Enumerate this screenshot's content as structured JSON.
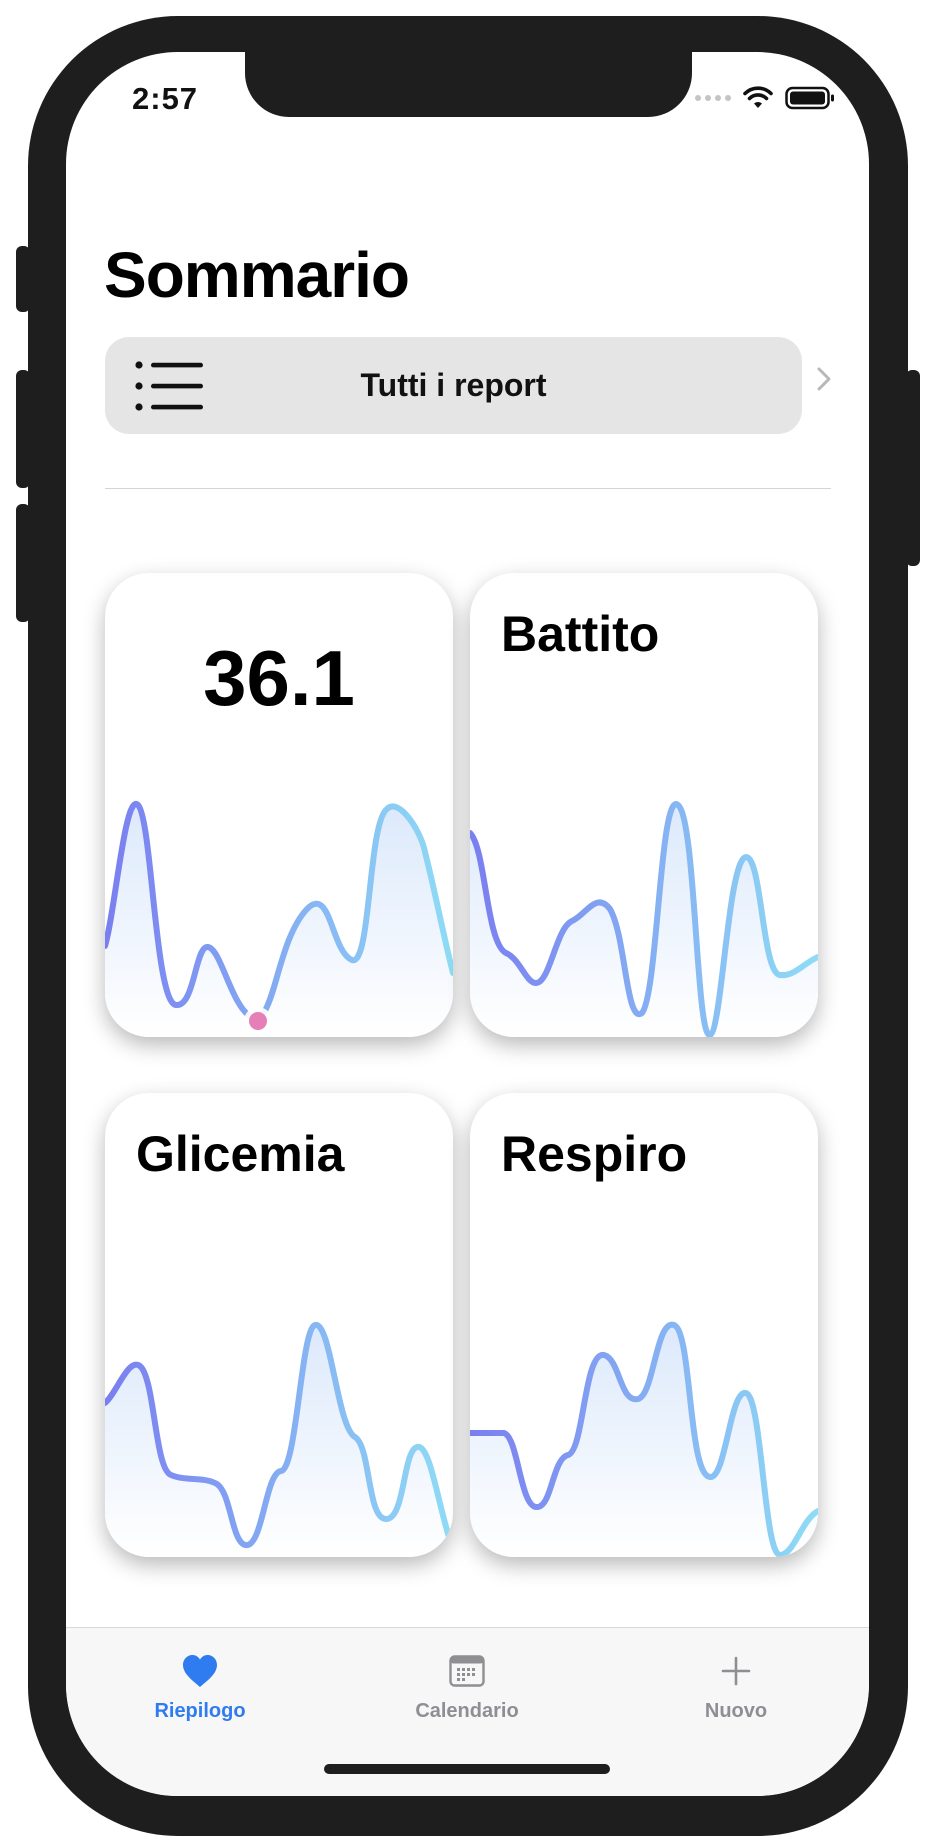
{
  "status_bar": {
    "time": "2:57"
  },
  "page": {
    "title": "Sommario"
  },
  "reports_button": {
    "label": "Tutti i report",
    "icon": "list-icon"
  },
  "cards": [
    {
      "id": "temperature",
      "value": "36.1",
      "title": ""
    },
    {
      "id": "battito",
      "value": "",
      "title": "Battito"
    },
    {
      "id": "glicemia",
      "value": "",
      "title": "Glicemia"
    },
    {
      "id": "respiro",
      "value": "",
      "title": "Respiro"
    }
  ],
  "tab_bar": {
    "items": [
      {
        "label": "Riepilogo",
        "icon": "heart-icon",
        "active": true
      },
      {
        "label": "Calendario",
        "icon": "calendar-icon",
        "active": false
      },
      {
        "label": "Nuovo",
        "icon": "plus-icon",
        "active": false
      }
    ]
  },
  "colors": {
    "accent": "#2f7cf0",
    "tab_inactive": "#8e8e93",
    "wave_start": "#7a7ef0",
    "wave_end": "#8fdcf5",
    "marker": "#e57fb6",
    "fill_top": "#dce9fb"
  }
}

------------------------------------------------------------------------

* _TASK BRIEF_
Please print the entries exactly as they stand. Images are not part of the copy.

* _RESPONSE TO THE EXERCISE_
Enumerate this screenshot's content as structured JSON.
{
  "status_bar": {
    "time": "2:57"
  },
  "page": {
    "title": "Sommario"
  },
  "reports_button": {
    "label": "Tutti i report",
    "icon": "list-icon"
  },
  "cards": [
    {
      "id": "temperature",
      "value": "36.1",
      "title": ""
    },
    {
      "id": "battito",
      "value": "",
      "title": "Battito"
    },
    {
      "id": "glicemia",
      "value": "",
      "title": "Glicemia"
    },
    {
      "id": "respiro",
      "value": "",
      "title": "Respiro"
    }
  ],
  "tab_bar": {
    "items": [
      {
        "label": "Riepilogo",
        "icon": "heart-icon",
        "active": true
      },
      {
        "label": "Calendario",
        "icon": "calendar-icon",
        "active": false
      },
      {
        "label": "Nuovo",
        "icon": "plus-icon",
        "active": false
      }
    ]
  },
  "colors": {
    "accent": "#2f7cf0",
    "tab_inactive": "#8e8e93",
    "wave_start": "#7a7ef0",
    "wave_end": "#8fdcf5",
    "marker": "#e57fb6",
    "fill_top": "#dce9fb"
  }
}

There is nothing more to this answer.